By | Published on Tuesday 20 January 2015

Beastie Boys

If Monster Energy Drink thought that having to pay $1.7 million to the Beastie Boys for the uncleared use of the group’s music was way over the odds – and it very much did – then it will presumably balk at the suggestion that it should pay another $2.4 million in legal costs. But that is what reps for the rap outfit are requesting.

As much previously reported, Monster used a mix of Beastie Boys tracks in a promotional video documenting a snowboarding event it staged in 2012, and which was posted online shortly after the death of the group’s Adam Yauch.

Showing what might be best dubbed as ‘some naivety’ regarding how music licensing works, it transpired that the team involved in making the promotional video assumed they’d got the all clear to use the music after the DJ who mixed the soundtrack said the final edit was “DOPE”.

Monster admitted copyright infringement for using Beastie Boys tracks without permission, but said that damages in the region of $125,000 would be more appropriate.

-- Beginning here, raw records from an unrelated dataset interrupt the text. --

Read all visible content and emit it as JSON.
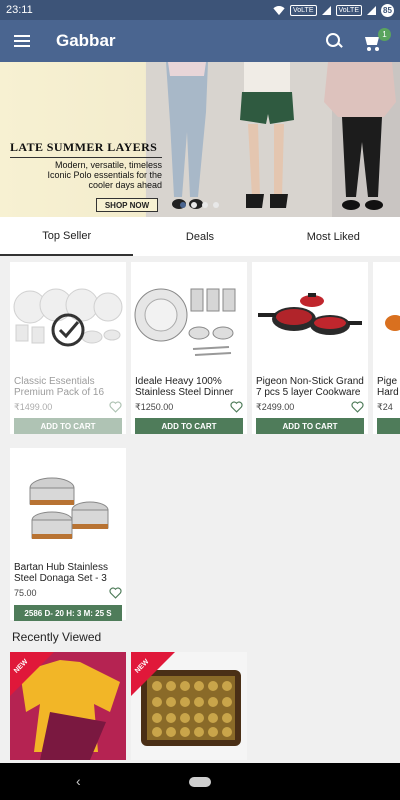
{
  "status_bar": {
    "time": "23:11",
    "volte1": "VoLTE",
    "volte2": "VoLTE",
    "battery": "85"
  },
  "app_bar": {
    "title": "Gabbar",
    "cart_count": "1"
  },
  "banner": {
    "title": "LATE SUMMER LAYERS",
    "subtitle_line1": "Modern, versatile, timeless",
    "subtitle_line2": "Iconic Polo essentials for the",
    "subtitle_line3": "cooler days ahead",
    "button": "SHOP NOW",
    "slide_count": 4,
    "active_slide": 1
  },
  "tabs": [
    {
      "label": "Top Seller",
      "active": true
    },
    {
      "label": "Deals",
      "active": false
    },
    {
      "label": "Most Liked",
      "active": false
    }
  ],
  "products": [
    {
      "name": "Classic Essentials Premium Pack of 16",
      "price": "₹1499.00",
      "button": "ADD TO CART",
      "faded": true
    },
    {
      "name": "Ideale Heavy 100% Stainless Steel Dinner Set",
      "price": "₹1250.00",
      "button": "ADD TO CART",
      "faded": false
    },
    {
      "name": "Pigeon Non-Stick Grand 7 pcs 5 layer Cookware Set",
      "price": "₹2499.00",
      "button": "ADD TO CART",
      "faded": false
    },
    {
      "name": "Pige Hard",
      "price": "₹24",
      "button": "",
      "faded": false
    },
    {
      "name": "Bartan Hub Stainless Steel Donaga Set - 3",
      "price": "75.00",
      "timer": "2586 D- 20 H: 3 M: 25 S"
    }
  ],
  "recently_viewed": {
    "title": "Recently Viewed",
    "badge": "NEW"
  },
  "colors": {
    "primary": "#4a6590",
    "status_bar": "#3d5478",
    "accent_green": "#4f7c5a",
    "badge_red": "#e0183a"
  }
}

Reps for the rappers pushed for a much bigger damages sum and won $1.7 million in a jury trial last summer, a ruling which was upheld on appeal in December.

But a new legal filing by lawyers working for the Beastie Boys says that the big bucks win was actually something of a ‘Pyrrhic victory’, because legal costs associated with the litigation had reached nearly $2.4 million, leaving the trio out of pocket overall.

According to Billboard, the musicians’ lawyers argue that the way the Monster company behaved during the legal battle added to those legal costs and, therefore, it should foot the bill. A legal filing last weekend cites Monster’s failure to engage in “good-faith negotiations” and its bid to have the original ruling overturned as reasons why the drinks company should be held liable for the group’s legal fees.

The lawyers write: “Monster’s tactics significantly increased the costs for Beastie Boys to vindicate their intellectual property rights, such that, absent an award of attorney’s fees and costs, plaintiff’s success at trial would become a Pyrrhic victory”.

Monster is yet to comment on the new claim.